- Bone health: Malt contains minerals like magnesium and manganese, which are essential for maintaining healthy bones and teeth. These minerals contribute to bone strength, density, and overall skeletal health.
The health benefits of malt are based on its natural properties and nutritional composition. However, individual needs and circumstances may vary, so it’s always advisable to consult with a healthcare professional or nutritionist for personalized advice and guidance.
Can malt be enjoyed by people with diabetes?
People with diabetes should consume malt in moderation due to its high carbohydrate content, which can affect blood sugar levels. It’s important to consult a healthcare professional for personalized guidance on incorporating malt into a diabetic diet.
Is malt only used in brewing beer?
No, malt has a wide range of applications beyond brewing. It is also used in baking, confectionery, distilling spirits like whisky, and as a flavoring ingredient in various foods and beverages.

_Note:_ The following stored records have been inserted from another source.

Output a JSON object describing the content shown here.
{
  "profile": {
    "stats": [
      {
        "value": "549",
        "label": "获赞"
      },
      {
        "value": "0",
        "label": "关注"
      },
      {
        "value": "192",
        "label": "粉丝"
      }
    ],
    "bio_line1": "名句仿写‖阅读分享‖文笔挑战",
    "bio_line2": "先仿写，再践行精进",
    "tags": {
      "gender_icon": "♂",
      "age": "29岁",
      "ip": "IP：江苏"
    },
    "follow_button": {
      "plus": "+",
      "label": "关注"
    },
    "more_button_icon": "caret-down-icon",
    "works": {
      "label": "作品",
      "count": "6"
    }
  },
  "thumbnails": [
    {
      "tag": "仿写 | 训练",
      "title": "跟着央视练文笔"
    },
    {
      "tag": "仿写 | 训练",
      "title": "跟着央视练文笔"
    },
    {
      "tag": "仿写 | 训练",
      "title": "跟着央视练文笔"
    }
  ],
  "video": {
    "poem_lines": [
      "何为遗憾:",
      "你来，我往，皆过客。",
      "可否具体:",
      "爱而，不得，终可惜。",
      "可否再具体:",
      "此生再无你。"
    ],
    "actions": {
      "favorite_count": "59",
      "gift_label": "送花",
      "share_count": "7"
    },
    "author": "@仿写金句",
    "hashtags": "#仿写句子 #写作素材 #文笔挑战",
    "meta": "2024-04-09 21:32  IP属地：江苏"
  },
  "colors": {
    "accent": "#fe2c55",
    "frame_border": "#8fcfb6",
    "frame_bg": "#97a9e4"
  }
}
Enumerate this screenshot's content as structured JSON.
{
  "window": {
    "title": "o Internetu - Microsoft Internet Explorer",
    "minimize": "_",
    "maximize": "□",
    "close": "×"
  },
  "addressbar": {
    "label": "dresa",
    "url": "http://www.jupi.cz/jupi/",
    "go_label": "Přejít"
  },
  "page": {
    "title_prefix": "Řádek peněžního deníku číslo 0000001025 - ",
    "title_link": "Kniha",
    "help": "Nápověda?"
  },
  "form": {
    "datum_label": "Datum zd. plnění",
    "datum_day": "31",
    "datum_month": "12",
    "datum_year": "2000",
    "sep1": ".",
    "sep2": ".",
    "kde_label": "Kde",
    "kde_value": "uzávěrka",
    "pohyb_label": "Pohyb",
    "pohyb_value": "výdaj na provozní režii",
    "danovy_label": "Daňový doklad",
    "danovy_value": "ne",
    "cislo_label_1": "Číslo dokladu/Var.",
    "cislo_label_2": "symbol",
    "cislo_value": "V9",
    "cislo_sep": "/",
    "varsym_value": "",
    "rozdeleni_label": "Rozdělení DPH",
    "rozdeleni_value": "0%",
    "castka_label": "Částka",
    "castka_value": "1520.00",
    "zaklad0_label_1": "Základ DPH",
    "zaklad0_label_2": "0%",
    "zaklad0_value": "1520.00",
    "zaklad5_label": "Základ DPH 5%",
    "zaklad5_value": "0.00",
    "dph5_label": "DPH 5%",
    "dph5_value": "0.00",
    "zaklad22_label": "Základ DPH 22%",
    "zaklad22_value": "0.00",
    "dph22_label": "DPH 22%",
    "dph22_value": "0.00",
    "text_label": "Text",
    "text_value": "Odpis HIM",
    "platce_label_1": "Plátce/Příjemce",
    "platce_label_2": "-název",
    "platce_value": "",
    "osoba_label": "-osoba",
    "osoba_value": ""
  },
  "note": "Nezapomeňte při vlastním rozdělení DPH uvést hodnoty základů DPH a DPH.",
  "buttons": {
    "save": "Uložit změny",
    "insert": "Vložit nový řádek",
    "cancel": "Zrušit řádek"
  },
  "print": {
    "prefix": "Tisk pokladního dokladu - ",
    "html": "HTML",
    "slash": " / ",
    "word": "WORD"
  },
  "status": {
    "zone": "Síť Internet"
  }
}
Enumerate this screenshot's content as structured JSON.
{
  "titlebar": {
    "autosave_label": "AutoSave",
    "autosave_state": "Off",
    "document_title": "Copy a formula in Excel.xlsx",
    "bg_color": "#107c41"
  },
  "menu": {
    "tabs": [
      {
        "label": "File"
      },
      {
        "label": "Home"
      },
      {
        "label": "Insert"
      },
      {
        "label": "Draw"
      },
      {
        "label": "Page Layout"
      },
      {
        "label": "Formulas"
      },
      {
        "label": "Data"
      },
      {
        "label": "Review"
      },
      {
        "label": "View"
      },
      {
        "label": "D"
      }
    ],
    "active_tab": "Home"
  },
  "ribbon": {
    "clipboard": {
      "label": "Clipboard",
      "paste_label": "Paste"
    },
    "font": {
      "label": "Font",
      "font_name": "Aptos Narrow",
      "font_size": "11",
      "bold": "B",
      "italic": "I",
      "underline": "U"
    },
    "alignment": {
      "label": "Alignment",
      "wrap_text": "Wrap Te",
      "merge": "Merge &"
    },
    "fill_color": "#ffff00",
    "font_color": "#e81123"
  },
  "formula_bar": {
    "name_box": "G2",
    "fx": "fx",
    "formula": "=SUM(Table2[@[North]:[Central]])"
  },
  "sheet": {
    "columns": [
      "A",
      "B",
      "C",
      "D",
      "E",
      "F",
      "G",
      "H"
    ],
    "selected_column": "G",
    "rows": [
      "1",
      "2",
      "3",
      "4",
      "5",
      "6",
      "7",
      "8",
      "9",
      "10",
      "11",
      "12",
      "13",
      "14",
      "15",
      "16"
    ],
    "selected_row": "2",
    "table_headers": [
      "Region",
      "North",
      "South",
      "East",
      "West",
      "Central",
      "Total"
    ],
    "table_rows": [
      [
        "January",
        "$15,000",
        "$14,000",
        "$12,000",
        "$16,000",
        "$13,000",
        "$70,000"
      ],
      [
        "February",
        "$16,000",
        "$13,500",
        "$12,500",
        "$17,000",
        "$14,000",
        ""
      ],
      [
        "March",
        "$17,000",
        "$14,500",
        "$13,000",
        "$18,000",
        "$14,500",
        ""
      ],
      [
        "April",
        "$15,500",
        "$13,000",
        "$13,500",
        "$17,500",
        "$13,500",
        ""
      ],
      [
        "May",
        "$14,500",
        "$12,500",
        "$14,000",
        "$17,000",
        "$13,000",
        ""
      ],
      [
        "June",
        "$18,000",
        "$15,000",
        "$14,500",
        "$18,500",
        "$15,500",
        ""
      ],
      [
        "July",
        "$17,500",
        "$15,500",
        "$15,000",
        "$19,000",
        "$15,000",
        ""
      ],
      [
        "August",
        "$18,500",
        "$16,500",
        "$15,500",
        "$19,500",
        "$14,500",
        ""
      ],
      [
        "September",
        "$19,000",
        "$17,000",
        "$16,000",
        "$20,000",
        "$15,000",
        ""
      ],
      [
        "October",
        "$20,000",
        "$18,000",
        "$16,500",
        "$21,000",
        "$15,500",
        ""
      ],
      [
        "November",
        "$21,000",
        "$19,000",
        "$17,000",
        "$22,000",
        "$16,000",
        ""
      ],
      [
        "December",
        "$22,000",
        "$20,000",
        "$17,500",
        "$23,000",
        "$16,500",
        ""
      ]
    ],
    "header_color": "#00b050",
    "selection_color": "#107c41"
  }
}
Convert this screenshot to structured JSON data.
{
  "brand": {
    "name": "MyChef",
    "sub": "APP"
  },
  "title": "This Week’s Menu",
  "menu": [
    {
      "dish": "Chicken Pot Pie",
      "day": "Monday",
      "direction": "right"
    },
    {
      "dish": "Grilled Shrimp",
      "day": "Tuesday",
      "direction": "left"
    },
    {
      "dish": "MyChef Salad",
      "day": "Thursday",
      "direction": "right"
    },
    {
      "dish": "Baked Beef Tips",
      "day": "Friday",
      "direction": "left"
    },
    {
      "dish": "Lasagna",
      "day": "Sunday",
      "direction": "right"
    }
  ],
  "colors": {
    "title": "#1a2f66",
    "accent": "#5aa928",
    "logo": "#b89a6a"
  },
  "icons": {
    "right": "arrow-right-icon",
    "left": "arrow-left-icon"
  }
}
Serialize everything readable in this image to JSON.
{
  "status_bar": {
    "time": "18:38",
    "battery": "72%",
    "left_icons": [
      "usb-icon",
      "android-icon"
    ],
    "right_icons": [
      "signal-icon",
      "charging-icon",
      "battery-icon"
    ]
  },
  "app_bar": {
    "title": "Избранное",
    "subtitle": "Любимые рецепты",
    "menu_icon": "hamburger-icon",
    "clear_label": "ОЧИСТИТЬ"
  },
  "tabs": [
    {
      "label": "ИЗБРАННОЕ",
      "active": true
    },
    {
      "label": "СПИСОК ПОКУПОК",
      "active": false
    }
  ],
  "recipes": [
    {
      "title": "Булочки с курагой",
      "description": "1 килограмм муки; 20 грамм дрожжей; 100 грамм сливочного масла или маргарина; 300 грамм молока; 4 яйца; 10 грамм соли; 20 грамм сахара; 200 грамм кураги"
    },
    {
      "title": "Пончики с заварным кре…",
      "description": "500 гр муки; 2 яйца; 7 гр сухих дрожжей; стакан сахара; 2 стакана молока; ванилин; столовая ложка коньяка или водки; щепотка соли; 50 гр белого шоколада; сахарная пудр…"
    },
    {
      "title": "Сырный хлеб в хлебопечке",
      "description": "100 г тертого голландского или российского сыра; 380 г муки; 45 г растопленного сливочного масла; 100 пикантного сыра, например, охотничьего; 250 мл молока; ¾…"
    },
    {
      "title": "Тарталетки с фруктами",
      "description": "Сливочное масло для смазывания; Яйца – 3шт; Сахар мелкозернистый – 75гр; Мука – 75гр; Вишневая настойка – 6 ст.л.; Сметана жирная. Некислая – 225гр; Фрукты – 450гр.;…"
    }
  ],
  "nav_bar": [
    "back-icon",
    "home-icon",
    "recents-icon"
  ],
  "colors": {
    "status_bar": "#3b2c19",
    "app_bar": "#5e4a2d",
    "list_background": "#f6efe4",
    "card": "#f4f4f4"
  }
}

Are there any famous malt-based dishes from specific regions?
Yes, several regions have traditional dishes that incorporate malt. Examples include Scottish shortbread, English malt loaf, Danish malt bread, and Maltese honey rings.
Are there any gluten-free malt alternatives?
Yes, there are gluten-free malt alternatives available. These are typically made from gluten-free grains like sorghum, rice, or millet and can be used to achieve similar flavor profiles in gluten-free recipes.
How should malt-based products be stored?
Malt-based products, such as malt extract or malt powder, should be stored in a cool, dry place, preferably in a sealed container. This helps maintain their freshness and extends their shelf life.
Can malt be used in homemade brewing?
Absolutely! Malt is a key ingredient in homebrewing. It provides fermentable sugars, flavor, and color to the beer. Homebrewers can experiment with different types of malt to create unique brews.
How does malt contribute to the flavor of beer?
Malt contributes sweetness, body, and a range of flavors like caramel, toffee, bread, and even chocolate to beer. It provides a solid foundation and balances the bitterness from hops, resulting in a well-rounded beer flavor.
Can pregnant women enjoy malt?
It is generally safe for pregnant women to consume malt in moderate amounts. However, it’s always recommended to consult with a healthcare professional for personalized advice based on individual circumstances.
Is malt flavor sugar?
Malt flavor is not the same as sugar. Malt flavor is derived from the complex carbohydrates and compounds present in malted grains, whereas sugar is a simple carbohydrate.
Is malt sugar bad for you?
Malt sugar, like any other sugar, should be consumed in moderation. Excessive consumption of sugar, including malt sugar, can contribute to various health issues such as weight gain, dental problems, and increased risk of chronic diseases. It’s important to maintain a balanced and varied diet.
As shown above, the exploration of what is malty flavor has taken us on a captivating journey through the depths of richness and sensory delight. We have uncovered the essence of malt, delved into its origins and craftsmanship, and unraveled the chemistry behind its tantalizing flavors. From brewing to culinary applications, malt has proven to be a versatile ingredient that adds complexity and depth to a wide range of foods and beverages. Its sweet, nutty, and toasty notes create a symphony of flavors that enhance our gustatory experiences. Whether enjoyed in a malty beer, a freshly baked loaf of bread, or a glass of fine whisky, malt truly elevates the culinary landscape. So, venture forth and embrace the wonders of malt, for it is a taste that transcends borders, cultures, and cuisines, enriching our palates and tantalizing our senses. Cheers to the malty delights that await!
I’m Chen Mina, from Vol de Nuit, who has a special passion for bartending, especially mixing wine, beer, and cooktail. Here you will find content about alcoholic beverages, I will bring you knowledge that few people know about this drink.